I always try to ensure the following tenet in my projects:
After a fresh checkout a developer should be able to do all project related tasks with solely the contents of the combined folders.
Obviously, this isn't always possible (e.g. Visual Studio for Windows development). However, I really dislike having to install any third-party libraries or tools that are specific a project like log4net, NHibernate, NUnit, etc. There are number of reasons for this including:
- For a given development machine, you may work on several different projects, all which leverage different versions of the same third-party library or tool.
- Minimizing the environment setup requirements makes setting up new developers or machines much easier
- Facilitates easier maintenance of automated builds
- I am currently using WiX 3 beta, but if there is way for either 2.0 or 3.0 please respond
- I am using Visual Studio 2005
- The IDE syntax highlighting is not a requirement.
Is it possible to avoid local installation of the WiX toolset and use flat files instead? If so, please explain how.
First, build your WiX installer:
- Create a new WiX Installer Project in Visual Studio 2005.
- Build your WiX XML accordingly.
Now, to integrate the WiX toolkit into your source tree:
c:\Program Files\Windows Installer XML v3\binto a sub-directory in your source tree. I used
WiX\binrelative to my .wixproj file.
c:\Program Files\MSBuild\WiX\v3.0\to a subdirectory in your source tree. I used
WiX\v3.0relative to my .wixproj file.
- Either add the following code or replace the line that follows:
<WixTargetsPath Condition=" '$(WixTargetsPath)' == ''>$(MSBuildExtensionsPath)\Microsoft\WiX\v3.0\Wix.targets</WixTargetsPath>
With the following lines:
<WixToolPath>$(MSBuildProjectDirectory)\WiX\bin\</WixToolPath> <WixTasksPath>$(MSBuildProjectDirectory)\WiX\v3.0\WixTasks.dll</WixTasksPath> <WixTargetsPath>$(MSBuildProjectDirectory)\WiX\v3.0\Wix.targets</WixTargetsPath>

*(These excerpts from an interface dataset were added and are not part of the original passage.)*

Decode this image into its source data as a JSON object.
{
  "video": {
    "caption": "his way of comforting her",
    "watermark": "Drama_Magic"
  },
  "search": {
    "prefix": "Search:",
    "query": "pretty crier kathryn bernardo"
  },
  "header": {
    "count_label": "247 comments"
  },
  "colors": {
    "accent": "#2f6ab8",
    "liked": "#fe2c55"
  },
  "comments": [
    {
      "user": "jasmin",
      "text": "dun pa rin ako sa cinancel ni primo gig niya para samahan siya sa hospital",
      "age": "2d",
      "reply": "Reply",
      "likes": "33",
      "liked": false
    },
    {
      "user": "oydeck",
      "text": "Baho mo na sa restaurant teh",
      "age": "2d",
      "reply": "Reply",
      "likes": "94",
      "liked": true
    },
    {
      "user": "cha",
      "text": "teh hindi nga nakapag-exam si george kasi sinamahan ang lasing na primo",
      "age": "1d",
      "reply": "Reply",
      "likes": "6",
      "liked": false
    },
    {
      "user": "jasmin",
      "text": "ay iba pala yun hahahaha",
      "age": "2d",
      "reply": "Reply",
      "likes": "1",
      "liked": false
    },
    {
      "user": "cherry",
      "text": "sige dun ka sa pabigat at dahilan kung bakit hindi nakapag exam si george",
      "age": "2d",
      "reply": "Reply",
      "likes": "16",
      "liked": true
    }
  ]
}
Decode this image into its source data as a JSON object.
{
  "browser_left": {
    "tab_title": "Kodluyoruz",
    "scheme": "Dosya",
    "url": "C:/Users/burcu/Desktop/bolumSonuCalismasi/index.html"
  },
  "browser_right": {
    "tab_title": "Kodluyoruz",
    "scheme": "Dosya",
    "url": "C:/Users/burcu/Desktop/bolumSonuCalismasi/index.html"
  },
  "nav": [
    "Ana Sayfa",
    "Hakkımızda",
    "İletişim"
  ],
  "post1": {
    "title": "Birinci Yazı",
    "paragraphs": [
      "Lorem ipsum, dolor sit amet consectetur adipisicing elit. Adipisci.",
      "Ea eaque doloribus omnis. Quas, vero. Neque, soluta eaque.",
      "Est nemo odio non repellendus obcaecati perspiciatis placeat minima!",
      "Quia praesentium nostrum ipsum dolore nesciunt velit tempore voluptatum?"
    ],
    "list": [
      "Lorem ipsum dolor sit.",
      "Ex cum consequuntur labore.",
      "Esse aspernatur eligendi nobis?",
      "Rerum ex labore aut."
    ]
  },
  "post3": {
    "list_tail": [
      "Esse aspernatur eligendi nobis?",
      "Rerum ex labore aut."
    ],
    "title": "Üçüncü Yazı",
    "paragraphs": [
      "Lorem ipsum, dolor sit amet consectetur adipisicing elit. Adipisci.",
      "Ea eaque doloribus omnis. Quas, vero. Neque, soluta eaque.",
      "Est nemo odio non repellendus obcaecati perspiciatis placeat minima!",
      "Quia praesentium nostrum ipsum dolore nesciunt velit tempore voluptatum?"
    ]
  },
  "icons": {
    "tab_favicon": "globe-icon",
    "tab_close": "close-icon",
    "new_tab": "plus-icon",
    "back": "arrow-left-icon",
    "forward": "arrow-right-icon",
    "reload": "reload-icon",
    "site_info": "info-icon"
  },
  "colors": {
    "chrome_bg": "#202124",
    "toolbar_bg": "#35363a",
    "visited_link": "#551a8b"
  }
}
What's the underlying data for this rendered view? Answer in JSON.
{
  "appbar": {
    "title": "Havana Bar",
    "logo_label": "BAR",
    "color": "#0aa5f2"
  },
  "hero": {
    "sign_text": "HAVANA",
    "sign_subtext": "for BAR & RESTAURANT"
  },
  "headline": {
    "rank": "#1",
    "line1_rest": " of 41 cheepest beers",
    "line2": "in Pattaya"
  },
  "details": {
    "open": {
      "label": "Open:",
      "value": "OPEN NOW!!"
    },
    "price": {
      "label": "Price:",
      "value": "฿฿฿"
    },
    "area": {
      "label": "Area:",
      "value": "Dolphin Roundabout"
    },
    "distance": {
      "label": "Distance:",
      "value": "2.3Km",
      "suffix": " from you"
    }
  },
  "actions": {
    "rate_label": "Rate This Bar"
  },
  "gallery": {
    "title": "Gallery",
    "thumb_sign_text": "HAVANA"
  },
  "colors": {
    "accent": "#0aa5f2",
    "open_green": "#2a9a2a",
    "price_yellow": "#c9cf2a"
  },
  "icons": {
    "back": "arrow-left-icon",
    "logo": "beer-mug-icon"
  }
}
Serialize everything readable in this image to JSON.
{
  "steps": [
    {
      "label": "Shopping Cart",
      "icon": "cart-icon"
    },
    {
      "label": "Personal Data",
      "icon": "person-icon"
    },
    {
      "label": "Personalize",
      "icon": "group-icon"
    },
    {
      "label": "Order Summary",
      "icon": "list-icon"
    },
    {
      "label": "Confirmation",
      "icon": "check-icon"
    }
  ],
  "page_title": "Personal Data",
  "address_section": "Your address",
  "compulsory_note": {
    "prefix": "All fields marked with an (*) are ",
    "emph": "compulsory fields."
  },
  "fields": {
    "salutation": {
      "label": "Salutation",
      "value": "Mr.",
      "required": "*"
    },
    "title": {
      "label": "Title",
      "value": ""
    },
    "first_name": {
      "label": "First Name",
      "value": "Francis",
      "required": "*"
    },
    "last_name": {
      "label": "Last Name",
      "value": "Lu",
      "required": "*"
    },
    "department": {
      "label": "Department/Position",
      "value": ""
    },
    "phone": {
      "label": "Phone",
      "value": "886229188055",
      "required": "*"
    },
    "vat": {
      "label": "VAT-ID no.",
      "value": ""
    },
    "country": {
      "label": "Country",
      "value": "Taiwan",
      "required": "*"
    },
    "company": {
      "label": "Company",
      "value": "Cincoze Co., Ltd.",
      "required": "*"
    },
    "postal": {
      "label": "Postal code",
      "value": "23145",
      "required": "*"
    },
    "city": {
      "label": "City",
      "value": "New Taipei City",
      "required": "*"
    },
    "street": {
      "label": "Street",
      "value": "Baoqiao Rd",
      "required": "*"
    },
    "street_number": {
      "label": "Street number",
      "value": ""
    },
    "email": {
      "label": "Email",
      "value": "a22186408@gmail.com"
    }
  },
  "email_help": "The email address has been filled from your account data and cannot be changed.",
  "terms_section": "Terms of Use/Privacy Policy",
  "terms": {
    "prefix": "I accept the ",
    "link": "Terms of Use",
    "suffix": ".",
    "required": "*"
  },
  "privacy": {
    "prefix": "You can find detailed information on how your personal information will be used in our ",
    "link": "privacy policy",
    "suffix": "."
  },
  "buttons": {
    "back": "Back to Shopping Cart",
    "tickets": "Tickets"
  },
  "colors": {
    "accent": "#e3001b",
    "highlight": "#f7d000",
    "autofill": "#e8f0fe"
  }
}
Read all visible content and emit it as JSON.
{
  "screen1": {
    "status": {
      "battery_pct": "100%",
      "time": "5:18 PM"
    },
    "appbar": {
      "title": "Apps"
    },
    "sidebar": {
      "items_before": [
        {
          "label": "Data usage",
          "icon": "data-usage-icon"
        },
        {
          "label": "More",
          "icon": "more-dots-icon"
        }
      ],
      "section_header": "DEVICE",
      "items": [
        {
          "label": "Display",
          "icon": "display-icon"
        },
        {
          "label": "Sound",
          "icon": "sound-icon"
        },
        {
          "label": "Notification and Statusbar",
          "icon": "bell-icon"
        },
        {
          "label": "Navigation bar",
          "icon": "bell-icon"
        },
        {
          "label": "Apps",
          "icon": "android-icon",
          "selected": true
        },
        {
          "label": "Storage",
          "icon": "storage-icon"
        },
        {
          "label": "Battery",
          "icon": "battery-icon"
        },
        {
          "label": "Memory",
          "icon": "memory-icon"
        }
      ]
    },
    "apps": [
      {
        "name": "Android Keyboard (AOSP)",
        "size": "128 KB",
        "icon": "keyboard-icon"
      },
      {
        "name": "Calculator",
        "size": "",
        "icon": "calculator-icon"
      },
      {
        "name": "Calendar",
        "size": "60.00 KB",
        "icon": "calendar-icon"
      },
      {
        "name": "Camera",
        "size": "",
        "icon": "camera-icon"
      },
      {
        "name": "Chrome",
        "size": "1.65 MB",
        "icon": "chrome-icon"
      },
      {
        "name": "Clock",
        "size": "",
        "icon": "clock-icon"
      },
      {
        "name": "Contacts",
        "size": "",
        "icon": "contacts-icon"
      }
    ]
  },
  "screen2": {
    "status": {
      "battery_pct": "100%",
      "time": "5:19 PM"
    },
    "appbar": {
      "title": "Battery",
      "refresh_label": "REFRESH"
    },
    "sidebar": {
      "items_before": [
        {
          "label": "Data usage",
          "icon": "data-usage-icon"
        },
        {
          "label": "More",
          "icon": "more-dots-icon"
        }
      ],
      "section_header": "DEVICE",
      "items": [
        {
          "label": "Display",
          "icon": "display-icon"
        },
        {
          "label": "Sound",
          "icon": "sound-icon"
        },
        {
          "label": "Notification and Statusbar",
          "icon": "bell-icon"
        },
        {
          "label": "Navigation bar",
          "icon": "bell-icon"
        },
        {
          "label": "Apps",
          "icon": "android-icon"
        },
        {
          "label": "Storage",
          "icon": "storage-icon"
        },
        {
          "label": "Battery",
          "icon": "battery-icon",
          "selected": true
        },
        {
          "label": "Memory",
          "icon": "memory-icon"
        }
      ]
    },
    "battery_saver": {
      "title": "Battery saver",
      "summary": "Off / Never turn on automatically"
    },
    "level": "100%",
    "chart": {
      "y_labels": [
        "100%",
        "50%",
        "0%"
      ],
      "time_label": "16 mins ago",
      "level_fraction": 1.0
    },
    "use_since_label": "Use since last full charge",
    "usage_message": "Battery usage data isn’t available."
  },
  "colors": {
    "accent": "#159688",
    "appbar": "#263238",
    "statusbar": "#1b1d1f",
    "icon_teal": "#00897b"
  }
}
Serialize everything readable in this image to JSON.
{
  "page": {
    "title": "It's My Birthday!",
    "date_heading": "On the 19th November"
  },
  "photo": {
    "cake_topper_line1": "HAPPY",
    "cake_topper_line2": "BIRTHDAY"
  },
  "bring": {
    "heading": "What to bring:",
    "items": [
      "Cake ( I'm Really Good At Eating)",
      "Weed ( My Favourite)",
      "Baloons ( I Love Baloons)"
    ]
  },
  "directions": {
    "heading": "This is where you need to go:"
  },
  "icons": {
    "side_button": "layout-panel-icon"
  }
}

As you can see, the
WixTargetsPath directives reflect the location of the folders I've instructed you to copy.
- Rename your .wixproj to .csproj. This ensures that Visual Studio does not get confused by the .wixproj file but because the .wixproj is a valid MSBuild project, Visual Studio will be able to work with it.
Using this method, the WiX directory as described is about 9MB large.